Extracted records |
Start of Block
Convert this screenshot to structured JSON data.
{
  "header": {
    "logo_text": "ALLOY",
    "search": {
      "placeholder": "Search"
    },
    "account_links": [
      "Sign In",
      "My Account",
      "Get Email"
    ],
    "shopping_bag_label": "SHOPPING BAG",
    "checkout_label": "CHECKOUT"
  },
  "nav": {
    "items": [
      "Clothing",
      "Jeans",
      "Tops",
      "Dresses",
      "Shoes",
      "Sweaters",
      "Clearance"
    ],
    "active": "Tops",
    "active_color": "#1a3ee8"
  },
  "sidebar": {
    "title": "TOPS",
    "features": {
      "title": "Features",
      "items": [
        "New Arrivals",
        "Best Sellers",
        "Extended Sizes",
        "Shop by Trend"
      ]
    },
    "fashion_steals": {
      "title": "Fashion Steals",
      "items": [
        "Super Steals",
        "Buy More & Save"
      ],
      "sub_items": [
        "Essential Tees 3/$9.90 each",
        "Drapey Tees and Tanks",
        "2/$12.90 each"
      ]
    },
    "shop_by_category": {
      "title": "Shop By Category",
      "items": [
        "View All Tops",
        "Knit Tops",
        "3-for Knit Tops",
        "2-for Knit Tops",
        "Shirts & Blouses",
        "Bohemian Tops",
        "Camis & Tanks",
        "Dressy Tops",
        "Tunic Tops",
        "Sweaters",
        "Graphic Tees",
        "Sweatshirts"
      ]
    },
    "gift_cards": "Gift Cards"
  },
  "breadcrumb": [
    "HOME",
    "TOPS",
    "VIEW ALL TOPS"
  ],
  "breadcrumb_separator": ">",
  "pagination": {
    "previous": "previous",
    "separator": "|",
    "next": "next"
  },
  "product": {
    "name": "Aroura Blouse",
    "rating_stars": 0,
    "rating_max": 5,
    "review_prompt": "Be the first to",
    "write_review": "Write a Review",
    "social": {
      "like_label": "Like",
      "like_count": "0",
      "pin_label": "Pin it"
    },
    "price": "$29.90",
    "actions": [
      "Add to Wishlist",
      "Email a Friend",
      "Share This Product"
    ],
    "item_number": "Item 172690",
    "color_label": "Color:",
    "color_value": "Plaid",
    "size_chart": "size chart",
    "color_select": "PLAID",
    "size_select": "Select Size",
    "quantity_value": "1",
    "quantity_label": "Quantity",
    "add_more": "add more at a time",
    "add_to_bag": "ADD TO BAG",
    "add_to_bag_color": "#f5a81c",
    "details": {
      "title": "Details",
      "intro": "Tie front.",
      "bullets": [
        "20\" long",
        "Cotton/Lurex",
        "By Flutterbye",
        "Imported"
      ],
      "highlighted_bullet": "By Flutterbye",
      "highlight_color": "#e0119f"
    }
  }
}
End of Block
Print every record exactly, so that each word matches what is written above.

Convert this screenshot to structured JSON data.
{
  "header": {
    "logo_text": "ALLOY",
    "search": {
      "placeholder": "Search"
    },
    "account_links": [
      "Sign In",
      "My Account",
      "Get Email"
    ],
    "shopping_bag_label": "SHOPPING BAG",
    "checkout_label": "CHECKOUT"
  },
  "nav": {
    "items": [
      "Clothing",
      "Jeans",
      "Tops",
      "Dresses",
      "Shoes",
      "Sweaters",
      "Clearance"
    ],
    "active": "Tops",
    "active_color": "#1a3ee8"
  },
  "sidebar": {
    "title": "TOPS",
    "features": {
      "title": "Features",
      "items": [
        "New Arrivals",
        "Best Sellers",
        "Extended Sizes",
        "Shop by Trend"
      ]
    },
    "fashion_steals": {
      "title": "Fashion Steals",
      "items": [
        "Super Steals",
        "Buy More & Save"
      ],
      "sub_items": [
        "Essential Tees 3/$9.90 each",
        "Drapey Tees and Tanks",
        "2/$12.90 each"
      ]
    },
    "shop_by_category": {
      "title": "Shop By Category",
      "items": [
        "View All Tops",
        "Knit Tops",
        "3-for Knit Tops",
        "2-for Knit Tops",
        "Shirts & Blouses",
        "Bohemian Tops",
        "Camis & Tanks",
        "Dressy Tops",
        "Tunic Tops",
        "Sweaters",
        "Graphic Tees",
        "Sweatshirts"
      ]
    },
    "gift_cards": "Gift Cards"
  },
  "breadcrumb": [
    "HOME",
    "TOPS",
    "VIEW ALL TOPS"
  ],
  "breadcrumb_separator": ">",
  "pagination": {
    "previous": "previous",
    "separator": "|",
    "next": "next"
  },
  "product": {
    "name": "Aroura Blouse",
    "rating_stars": 0,
    "rating_max": 5,
    "review_prompt": "Be the first to",
    "write_review": "Write a Review",
    "social": {
      "like_label": "Like",
      "like_count": "0",
      "pin_label": "Pin it"
    },
    "price": "$29.90",
    "actions": [
      "Add to Wishlist",
      "Email a Friend",
      "Share This Product"
    ],
    "item_number": "Item 172690",
    "color_label": "Color:",
    "color_value": "Plaid",
    "size_chart": "size chart",
    "color_select": "PLAID",
    "size_select": "Select Size",
    "quantity_value": "1",
    "quantity_label": "Quantity",
    "add_more": "add more at a time",
    "add_to_bag": "ADD TO BAG",
    "add_to_bag_color": "#f5a81c",
    "details": {
      "title": "Details",
      "intro": "Tie front.",
      "bullets": [
        "20\" long",
        "Cotton/Lurex",
        "By Flutterbye",
        "Imported"
      ],
      "highlighted_bullet": "By Flutterbye",
      "highlight_color": "#e0119f"
    }
  }
}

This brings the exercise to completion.